So I was moping last night.

Not because anything was wrong, but because Adam was asked to a dance—his first—and attended Homecoming with a girl named Trisha. He said it was no big deal, that they were going as a group and that it wasn’t really a date.

Whether or not I buy that is beside the point, and doesn’t matter; he’s old enough to go on a date, of course. What I was moping about was that I missed a first.

I’ve been there for all my kids’ firsts; in fact, I created jobs so that I could be with them and not miss any of the milestones moms wax nostalgic about in later years. First word, first step, first lost tooth, first day of school…you name it, I was there. For someone who never thought she wanted to be a mother, I sure enjoy bearing witness to these little humans growing up.

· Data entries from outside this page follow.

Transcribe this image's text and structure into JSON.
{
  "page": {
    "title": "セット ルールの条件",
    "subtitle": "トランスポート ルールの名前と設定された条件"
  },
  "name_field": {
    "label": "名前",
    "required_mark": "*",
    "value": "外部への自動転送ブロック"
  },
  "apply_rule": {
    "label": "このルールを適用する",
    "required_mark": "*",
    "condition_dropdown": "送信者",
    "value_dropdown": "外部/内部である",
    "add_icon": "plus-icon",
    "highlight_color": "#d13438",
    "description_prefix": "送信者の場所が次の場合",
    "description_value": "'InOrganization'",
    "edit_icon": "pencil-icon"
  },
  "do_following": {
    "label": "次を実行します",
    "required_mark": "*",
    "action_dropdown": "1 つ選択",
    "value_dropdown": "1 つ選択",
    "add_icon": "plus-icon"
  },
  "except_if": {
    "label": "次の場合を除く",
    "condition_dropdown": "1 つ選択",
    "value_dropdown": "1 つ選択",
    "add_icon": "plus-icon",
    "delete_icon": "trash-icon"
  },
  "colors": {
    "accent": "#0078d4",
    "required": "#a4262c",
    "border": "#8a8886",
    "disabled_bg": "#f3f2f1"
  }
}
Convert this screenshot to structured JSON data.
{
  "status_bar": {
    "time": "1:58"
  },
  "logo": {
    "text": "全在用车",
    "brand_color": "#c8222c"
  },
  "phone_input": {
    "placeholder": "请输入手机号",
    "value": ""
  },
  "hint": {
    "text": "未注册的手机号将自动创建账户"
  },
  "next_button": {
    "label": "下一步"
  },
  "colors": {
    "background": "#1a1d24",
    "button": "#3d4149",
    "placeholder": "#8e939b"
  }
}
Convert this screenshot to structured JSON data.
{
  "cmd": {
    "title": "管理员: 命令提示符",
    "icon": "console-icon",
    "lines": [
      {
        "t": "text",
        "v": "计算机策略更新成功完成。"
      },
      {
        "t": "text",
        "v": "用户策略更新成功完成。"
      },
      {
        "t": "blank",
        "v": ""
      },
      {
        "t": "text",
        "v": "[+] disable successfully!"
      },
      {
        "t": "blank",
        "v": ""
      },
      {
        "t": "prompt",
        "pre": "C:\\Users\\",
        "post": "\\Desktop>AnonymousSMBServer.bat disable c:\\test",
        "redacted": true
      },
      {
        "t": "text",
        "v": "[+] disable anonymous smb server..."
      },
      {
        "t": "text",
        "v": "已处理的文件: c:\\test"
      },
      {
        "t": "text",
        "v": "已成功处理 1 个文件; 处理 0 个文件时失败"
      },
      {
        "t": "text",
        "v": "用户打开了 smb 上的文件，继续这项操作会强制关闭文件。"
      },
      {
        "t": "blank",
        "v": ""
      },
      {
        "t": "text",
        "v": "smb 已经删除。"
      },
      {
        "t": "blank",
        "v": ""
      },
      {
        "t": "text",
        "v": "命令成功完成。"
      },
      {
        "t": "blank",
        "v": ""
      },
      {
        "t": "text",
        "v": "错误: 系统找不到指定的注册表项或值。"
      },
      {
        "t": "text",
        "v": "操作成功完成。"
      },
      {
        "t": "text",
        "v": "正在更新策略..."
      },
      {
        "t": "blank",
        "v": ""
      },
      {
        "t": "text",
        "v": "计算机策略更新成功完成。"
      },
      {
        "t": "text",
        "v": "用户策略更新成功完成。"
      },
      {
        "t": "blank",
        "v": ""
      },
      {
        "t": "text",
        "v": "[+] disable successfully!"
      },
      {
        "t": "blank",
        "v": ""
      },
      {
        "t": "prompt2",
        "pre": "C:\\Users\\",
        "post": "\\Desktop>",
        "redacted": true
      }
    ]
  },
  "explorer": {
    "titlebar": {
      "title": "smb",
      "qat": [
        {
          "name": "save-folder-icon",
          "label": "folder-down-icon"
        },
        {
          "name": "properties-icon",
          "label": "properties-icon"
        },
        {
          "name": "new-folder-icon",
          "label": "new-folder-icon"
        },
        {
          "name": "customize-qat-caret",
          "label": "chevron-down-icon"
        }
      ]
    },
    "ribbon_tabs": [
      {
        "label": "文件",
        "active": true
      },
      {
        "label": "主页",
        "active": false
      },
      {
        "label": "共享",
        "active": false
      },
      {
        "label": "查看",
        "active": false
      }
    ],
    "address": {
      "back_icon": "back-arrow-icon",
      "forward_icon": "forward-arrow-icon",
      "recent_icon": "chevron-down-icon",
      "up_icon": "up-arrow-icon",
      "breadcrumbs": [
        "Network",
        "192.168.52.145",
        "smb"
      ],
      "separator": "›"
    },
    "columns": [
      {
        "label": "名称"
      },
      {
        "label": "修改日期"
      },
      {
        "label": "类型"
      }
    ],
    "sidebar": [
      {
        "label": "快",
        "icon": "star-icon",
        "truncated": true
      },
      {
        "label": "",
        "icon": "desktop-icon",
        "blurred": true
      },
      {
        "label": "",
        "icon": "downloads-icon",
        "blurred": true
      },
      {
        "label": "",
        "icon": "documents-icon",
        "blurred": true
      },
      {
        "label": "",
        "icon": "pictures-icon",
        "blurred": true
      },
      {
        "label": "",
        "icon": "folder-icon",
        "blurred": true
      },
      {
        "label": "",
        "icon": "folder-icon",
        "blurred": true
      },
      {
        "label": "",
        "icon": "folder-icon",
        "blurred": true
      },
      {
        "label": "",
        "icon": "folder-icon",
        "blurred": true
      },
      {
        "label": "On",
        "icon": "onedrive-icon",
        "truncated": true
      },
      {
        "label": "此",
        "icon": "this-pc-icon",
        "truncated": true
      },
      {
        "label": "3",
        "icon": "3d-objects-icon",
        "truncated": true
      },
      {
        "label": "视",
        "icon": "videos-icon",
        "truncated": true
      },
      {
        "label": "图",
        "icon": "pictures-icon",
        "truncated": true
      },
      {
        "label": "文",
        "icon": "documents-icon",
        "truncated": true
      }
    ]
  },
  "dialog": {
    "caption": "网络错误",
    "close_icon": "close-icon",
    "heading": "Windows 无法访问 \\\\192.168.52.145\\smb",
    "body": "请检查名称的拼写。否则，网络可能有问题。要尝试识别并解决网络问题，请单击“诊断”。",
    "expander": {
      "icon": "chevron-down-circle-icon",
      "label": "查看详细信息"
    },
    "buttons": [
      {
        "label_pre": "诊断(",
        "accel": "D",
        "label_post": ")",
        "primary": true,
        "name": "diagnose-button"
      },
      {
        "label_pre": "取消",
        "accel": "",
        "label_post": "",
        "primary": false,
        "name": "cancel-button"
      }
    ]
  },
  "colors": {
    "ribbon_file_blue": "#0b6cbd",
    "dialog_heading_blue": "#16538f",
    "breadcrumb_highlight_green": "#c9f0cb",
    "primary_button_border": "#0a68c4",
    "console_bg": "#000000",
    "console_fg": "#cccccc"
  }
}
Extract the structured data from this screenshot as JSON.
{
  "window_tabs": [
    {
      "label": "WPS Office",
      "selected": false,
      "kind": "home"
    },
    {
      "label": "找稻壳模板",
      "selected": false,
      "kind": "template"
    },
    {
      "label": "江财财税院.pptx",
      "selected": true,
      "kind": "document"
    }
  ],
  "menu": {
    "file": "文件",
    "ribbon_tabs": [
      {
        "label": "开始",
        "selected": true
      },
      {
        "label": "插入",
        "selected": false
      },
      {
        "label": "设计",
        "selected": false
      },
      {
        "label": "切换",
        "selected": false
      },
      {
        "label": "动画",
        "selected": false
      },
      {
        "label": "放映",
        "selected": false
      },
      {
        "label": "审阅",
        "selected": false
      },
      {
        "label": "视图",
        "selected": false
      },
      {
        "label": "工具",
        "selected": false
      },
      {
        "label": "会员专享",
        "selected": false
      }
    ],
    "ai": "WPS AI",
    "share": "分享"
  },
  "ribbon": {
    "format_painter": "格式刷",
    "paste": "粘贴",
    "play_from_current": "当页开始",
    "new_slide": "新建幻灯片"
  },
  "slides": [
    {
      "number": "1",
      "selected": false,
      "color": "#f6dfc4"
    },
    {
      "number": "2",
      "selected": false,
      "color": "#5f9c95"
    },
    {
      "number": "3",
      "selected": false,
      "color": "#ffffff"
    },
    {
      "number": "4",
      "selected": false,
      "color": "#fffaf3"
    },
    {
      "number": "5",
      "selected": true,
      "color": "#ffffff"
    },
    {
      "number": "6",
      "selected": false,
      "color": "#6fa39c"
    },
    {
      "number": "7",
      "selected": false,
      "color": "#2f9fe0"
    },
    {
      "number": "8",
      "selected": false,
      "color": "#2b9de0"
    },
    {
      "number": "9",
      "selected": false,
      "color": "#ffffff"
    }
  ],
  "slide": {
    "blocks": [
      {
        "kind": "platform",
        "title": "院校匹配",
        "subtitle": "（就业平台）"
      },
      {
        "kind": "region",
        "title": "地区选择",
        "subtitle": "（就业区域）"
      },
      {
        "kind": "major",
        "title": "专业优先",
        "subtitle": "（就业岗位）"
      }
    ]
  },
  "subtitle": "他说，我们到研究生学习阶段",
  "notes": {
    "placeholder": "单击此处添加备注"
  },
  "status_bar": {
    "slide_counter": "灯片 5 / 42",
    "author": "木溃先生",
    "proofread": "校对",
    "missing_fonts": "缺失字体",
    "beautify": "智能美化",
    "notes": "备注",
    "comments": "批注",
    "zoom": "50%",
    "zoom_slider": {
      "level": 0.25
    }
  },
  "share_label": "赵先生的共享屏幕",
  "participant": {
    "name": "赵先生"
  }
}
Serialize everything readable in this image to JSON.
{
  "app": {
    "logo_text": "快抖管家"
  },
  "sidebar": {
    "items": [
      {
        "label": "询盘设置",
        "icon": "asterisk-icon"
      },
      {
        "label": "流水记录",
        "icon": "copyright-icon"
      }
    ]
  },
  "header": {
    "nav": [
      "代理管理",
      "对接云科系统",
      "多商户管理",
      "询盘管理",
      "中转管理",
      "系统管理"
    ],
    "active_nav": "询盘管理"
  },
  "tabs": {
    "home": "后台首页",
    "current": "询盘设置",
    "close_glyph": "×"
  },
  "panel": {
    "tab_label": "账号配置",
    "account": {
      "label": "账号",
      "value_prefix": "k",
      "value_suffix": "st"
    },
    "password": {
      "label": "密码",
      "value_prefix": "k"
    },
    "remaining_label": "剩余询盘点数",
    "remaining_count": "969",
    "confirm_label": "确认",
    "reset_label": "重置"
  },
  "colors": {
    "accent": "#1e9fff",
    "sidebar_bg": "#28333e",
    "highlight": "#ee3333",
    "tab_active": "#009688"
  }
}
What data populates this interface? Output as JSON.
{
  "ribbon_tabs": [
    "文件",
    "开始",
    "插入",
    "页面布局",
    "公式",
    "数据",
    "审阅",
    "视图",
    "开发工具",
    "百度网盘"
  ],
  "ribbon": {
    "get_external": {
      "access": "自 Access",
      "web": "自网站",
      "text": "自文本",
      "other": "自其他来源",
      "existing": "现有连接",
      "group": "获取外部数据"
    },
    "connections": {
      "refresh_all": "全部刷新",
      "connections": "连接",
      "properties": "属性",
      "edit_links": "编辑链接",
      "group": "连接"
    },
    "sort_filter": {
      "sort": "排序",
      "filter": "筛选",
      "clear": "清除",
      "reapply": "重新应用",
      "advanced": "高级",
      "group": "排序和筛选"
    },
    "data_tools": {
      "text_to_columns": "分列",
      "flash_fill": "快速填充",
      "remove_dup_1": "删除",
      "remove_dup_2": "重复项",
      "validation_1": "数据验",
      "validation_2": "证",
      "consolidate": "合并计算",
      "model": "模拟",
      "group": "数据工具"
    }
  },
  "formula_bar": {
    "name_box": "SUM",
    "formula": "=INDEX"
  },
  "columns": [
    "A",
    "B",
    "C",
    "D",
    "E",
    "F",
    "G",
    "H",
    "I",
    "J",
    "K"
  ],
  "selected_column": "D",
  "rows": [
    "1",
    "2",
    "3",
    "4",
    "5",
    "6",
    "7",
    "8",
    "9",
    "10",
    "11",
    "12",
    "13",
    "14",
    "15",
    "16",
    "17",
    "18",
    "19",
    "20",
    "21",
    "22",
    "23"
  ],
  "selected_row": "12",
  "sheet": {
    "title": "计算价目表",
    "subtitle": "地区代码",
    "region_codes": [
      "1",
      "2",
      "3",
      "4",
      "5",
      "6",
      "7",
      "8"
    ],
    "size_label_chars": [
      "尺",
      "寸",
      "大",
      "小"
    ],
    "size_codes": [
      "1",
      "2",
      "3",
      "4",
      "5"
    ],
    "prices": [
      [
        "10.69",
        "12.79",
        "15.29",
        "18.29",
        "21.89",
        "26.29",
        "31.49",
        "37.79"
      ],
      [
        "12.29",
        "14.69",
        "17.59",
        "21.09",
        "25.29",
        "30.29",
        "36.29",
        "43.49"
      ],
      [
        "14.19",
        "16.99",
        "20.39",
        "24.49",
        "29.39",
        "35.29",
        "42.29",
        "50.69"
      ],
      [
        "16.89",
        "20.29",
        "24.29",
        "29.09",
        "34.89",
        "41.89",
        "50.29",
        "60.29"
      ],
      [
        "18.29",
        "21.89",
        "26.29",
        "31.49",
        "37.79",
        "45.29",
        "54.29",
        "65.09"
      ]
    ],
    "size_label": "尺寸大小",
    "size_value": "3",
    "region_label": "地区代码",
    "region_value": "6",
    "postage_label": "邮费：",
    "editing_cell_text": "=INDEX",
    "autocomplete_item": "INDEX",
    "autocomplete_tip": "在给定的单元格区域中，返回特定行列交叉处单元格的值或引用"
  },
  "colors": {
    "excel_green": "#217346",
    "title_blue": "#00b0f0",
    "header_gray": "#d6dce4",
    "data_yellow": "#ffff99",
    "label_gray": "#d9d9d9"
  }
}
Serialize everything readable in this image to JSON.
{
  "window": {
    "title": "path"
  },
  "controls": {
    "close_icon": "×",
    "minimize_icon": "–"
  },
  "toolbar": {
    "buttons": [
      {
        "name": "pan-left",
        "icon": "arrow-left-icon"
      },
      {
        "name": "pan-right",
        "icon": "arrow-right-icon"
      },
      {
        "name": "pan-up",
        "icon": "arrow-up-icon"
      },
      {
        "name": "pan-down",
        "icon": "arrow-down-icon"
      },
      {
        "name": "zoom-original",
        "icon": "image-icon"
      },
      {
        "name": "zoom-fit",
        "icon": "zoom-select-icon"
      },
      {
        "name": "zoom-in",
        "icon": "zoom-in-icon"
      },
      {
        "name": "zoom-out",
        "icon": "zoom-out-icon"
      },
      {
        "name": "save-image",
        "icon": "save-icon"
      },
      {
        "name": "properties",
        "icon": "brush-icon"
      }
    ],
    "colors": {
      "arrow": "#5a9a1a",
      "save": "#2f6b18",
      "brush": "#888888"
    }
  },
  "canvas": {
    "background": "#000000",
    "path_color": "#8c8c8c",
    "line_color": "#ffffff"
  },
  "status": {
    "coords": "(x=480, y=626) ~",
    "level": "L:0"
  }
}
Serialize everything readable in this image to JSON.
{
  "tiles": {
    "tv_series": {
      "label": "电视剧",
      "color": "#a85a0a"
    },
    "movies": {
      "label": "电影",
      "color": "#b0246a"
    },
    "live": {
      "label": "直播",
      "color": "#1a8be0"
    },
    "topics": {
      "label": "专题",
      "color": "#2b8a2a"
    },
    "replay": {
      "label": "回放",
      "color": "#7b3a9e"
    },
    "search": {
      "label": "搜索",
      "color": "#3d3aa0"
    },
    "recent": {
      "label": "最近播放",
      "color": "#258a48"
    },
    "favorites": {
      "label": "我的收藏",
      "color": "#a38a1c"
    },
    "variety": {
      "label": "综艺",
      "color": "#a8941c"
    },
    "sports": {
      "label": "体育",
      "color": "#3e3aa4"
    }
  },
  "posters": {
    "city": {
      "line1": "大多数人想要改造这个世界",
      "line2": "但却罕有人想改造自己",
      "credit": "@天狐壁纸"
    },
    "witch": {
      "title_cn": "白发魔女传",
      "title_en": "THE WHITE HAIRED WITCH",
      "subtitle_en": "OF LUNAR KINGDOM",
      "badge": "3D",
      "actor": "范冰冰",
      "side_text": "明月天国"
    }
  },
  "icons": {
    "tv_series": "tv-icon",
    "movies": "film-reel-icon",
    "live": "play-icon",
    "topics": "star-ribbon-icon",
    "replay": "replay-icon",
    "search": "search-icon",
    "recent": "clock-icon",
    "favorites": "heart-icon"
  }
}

But now, 16 years since I became a mom, I’ve missed a first. And while I was excited for him, I was sad for me. We talked wardrobe and etiquette and most other things on the phone, but I didn’t get to see that awkward first pose for pictures, or wave him away as they left for the dance.

I didn’t get to ‘coincidentally’ be up and eager to see him come home after, hoping that he’d give me at least a tidbit about how the night went. I settled for a text message at curfew, which he didn’t have to send but did. He’s a good egg, my guy.

As I went about my business last night, washing dishes and hugging my two younger kids, I thought about how this transition goes. I’ve long thought that it’s my job to be a parent, not a friend, to my kids. Now I find myself in this dual role of sorts, at least with my oldest; still a parent, but removed enough that it’s his choice to let me into his world or not. I suppose that’s the case with everyone, no matter what age our kids leave our homes. But it’s a transition I wasn’t prepared for.

As I look at my two younger kiddos, I’m still resolute that they need me to be a mom. But as they grow, and as their worlds get bigger and their experiences expand, I hope that I figure out that balancing act between being their mom and being someone they still want to share their unending list of ‘firsts’ with.

In the meantime, I’ll hope that pictures are taken and shared, and be content with knowing that I’ve experienced a ‘first’ of my own, because I now understand that old saying by Elizabeth Stone: “making the decision to have a child – it’s momentous. It is to decide forever to have your heart go walking outside your body.”